## Work task
Check every line below for the string "true", and copy the lines that contain it.

## Dataset rows for apps and sites
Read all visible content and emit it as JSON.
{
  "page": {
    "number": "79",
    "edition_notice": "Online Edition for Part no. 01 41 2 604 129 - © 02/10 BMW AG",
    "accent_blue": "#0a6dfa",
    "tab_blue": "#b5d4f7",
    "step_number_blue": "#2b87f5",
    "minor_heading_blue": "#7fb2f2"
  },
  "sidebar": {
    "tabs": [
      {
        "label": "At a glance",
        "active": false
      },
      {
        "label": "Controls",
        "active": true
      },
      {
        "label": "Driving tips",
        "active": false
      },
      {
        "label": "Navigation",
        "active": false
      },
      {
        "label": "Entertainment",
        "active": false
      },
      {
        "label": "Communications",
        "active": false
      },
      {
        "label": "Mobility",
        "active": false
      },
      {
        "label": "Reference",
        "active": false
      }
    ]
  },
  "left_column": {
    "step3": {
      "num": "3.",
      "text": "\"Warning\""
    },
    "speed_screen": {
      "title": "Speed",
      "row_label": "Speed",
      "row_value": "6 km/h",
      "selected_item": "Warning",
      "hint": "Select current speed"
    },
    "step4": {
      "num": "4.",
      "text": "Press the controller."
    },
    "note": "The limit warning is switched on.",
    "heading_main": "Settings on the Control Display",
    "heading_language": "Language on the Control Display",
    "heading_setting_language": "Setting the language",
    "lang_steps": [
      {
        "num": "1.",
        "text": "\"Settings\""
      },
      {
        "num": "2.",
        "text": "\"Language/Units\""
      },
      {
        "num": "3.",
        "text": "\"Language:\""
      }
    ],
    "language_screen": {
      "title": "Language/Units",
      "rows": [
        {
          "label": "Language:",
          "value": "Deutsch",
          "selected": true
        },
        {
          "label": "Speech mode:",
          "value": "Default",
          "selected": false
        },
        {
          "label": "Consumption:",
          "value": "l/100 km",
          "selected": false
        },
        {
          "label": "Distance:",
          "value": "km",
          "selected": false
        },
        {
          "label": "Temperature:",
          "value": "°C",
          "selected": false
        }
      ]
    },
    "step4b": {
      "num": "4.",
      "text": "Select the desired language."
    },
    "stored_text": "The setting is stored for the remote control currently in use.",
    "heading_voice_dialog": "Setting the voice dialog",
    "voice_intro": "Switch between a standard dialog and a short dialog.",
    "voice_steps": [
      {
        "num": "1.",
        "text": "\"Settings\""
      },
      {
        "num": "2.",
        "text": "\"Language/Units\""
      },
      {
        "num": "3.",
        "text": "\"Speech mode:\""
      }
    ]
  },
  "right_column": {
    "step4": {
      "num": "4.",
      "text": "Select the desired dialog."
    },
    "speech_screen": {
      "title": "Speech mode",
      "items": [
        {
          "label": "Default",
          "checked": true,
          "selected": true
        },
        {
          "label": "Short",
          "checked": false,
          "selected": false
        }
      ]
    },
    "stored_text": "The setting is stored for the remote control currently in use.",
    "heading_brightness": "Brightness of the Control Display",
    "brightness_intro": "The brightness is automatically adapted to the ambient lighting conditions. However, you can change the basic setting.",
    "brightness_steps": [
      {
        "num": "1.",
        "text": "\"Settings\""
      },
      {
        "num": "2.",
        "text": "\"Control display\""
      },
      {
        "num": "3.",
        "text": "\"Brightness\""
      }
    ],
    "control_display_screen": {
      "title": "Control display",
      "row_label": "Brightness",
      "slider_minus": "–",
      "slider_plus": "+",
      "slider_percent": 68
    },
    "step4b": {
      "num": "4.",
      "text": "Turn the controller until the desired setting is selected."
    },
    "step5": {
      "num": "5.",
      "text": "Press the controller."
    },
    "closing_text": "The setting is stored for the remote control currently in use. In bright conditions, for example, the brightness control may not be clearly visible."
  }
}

## Completed exercise
        "active": true
          "selected": true
          "checked": true,
          "selected": true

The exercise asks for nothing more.